Supplied records section start
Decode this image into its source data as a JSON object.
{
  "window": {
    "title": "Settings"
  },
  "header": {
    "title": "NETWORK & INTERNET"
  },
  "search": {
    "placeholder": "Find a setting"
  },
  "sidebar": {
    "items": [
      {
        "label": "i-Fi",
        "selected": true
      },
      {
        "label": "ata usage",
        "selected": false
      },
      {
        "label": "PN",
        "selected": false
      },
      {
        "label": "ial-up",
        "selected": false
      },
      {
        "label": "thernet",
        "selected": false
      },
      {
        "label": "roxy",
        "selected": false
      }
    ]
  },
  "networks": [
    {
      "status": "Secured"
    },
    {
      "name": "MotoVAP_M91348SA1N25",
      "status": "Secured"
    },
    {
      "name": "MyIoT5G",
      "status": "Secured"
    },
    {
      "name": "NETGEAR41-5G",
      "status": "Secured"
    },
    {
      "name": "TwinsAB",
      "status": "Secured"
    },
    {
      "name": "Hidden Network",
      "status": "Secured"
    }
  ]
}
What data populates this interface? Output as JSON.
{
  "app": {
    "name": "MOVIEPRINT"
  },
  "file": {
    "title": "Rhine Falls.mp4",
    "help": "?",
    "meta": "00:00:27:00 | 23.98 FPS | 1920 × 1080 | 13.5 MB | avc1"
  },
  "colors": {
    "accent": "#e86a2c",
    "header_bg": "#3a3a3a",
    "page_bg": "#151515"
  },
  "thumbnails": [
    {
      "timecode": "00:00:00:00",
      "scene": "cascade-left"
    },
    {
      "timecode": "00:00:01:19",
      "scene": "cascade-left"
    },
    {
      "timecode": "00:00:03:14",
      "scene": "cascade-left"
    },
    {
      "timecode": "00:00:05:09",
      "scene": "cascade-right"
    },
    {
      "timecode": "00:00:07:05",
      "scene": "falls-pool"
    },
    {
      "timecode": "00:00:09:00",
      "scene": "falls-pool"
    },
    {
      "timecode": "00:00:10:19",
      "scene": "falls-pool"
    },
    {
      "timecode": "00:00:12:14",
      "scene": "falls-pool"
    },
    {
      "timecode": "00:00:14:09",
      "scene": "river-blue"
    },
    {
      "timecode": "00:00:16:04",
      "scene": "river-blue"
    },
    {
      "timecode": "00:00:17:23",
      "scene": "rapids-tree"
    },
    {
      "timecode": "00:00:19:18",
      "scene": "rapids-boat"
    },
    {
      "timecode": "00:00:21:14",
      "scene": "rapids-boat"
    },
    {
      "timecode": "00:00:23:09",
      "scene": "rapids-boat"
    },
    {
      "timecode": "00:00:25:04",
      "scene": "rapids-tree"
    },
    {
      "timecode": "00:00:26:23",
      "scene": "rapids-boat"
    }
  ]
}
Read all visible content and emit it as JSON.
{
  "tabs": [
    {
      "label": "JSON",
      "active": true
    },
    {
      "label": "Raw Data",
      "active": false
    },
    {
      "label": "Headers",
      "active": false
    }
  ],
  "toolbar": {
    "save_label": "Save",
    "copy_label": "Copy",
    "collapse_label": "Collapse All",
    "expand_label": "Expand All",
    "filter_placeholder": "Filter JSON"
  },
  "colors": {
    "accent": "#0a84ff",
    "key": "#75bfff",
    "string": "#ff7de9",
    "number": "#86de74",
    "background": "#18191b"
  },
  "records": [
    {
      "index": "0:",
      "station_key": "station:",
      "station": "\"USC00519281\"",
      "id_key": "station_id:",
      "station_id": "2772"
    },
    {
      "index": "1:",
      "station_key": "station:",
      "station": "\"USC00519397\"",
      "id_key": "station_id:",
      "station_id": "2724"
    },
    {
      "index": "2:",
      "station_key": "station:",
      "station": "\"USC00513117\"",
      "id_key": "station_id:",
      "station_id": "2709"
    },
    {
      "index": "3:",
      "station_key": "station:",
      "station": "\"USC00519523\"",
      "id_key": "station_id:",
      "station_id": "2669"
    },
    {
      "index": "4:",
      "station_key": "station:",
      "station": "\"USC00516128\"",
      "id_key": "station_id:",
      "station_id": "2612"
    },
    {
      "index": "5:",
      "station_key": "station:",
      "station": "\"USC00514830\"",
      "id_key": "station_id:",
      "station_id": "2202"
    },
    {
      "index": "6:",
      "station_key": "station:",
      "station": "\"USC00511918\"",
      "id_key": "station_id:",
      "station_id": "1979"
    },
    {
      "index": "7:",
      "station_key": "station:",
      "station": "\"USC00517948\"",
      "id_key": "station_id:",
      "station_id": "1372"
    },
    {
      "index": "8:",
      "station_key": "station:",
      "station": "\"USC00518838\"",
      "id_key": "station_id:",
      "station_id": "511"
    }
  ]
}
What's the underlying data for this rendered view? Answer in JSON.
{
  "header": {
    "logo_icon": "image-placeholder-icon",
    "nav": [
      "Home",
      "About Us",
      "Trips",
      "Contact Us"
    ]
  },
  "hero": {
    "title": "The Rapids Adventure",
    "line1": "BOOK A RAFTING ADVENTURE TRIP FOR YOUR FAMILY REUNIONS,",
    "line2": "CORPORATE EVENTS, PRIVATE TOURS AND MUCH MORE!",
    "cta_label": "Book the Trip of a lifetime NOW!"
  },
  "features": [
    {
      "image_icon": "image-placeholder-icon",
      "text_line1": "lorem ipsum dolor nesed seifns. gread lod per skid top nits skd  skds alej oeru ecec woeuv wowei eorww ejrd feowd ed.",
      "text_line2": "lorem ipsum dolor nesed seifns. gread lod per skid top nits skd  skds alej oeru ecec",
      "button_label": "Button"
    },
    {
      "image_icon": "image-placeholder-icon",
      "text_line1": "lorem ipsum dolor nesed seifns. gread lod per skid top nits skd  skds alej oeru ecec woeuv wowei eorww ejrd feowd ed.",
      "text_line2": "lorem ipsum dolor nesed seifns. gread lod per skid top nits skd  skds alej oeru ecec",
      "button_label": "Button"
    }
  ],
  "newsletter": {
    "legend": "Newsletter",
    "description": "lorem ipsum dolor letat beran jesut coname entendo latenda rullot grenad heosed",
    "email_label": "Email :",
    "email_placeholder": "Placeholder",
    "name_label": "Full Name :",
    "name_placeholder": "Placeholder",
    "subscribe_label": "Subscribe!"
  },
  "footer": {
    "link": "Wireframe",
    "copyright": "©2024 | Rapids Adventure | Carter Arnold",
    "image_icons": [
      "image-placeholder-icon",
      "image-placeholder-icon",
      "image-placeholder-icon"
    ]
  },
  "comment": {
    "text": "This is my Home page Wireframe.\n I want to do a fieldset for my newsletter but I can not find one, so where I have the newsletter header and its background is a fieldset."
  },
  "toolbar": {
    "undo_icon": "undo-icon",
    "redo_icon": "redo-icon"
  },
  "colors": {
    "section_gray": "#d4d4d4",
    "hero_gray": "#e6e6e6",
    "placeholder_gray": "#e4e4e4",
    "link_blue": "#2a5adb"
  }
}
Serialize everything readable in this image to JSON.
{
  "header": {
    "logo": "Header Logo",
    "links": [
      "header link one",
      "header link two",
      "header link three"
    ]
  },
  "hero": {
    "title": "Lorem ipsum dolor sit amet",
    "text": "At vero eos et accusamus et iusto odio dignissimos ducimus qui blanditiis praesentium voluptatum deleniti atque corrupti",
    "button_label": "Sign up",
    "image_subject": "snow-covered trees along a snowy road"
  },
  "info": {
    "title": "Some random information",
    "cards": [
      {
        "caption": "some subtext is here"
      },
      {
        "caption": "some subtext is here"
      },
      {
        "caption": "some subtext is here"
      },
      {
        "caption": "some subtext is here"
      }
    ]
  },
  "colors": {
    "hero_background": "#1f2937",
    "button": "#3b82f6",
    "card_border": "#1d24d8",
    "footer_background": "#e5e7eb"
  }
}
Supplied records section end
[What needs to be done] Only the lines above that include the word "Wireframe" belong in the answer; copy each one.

[Your response]
    "link": "Wireframe",
    "text": "This is my Home page Wireframe.\n I want to do a fieldset for my newsletter but I can not find one, so where I have the newsletter header and its background is a fieldset."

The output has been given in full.